Task input |
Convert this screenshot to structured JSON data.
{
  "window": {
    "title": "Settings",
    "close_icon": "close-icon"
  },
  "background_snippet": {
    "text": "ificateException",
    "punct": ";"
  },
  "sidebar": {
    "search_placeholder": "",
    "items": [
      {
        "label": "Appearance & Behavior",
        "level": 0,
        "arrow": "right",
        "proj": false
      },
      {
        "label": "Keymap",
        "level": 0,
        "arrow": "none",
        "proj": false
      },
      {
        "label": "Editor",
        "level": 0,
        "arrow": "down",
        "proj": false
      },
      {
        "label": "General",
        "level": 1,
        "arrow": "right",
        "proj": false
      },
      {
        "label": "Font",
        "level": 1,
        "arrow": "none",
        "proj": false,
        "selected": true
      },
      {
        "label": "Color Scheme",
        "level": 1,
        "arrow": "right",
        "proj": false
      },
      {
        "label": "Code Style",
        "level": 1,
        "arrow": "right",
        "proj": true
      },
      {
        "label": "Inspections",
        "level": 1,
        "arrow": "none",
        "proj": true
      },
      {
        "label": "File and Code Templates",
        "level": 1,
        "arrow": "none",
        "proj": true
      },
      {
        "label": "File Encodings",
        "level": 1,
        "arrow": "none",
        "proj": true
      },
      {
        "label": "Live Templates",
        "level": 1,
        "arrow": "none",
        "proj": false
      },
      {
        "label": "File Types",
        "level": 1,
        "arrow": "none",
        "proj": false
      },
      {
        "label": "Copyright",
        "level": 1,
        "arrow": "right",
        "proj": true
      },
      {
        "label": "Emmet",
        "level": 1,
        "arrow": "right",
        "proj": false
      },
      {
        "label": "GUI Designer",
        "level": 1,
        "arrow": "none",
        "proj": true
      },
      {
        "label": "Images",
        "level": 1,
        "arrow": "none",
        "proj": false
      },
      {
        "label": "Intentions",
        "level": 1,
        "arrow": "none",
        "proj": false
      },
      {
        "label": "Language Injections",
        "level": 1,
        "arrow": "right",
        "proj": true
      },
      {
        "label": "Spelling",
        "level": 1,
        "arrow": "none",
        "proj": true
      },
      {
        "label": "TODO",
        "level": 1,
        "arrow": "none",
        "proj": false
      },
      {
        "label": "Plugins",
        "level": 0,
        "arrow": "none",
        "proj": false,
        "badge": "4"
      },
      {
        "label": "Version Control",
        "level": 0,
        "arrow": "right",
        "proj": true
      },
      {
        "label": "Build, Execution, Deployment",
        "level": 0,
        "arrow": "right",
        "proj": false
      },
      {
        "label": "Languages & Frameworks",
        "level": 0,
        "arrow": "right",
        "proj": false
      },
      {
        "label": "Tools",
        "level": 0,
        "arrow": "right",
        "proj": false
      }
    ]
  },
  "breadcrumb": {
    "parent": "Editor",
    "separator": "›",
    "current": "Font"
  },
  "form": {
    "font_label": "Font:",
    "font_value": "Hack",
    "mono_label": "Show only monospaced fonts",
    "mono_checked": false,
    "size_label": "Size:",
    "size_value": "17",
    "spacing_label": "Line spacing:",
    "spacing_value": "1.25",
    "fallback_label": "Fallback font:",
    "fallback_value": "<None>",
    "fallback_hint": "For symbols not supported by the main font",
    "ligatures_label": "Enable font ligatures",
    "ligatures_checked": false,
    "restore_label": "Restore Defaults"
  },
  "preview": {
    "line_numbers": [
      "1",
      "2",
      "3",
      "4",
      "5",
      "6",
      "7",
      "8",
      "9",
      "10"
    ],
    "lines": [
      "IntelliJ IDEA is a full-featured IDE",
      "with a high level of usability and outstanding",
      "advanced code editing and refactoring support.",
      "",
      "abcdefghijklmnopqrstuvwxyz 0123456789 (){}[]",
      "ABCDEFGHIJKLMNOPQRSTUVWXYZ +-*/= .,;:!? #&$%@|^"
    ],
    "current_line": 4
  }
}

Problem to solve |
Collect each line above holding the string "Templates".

Your response |
        "label": "File and Code Templates",
        "label": "Live Templates",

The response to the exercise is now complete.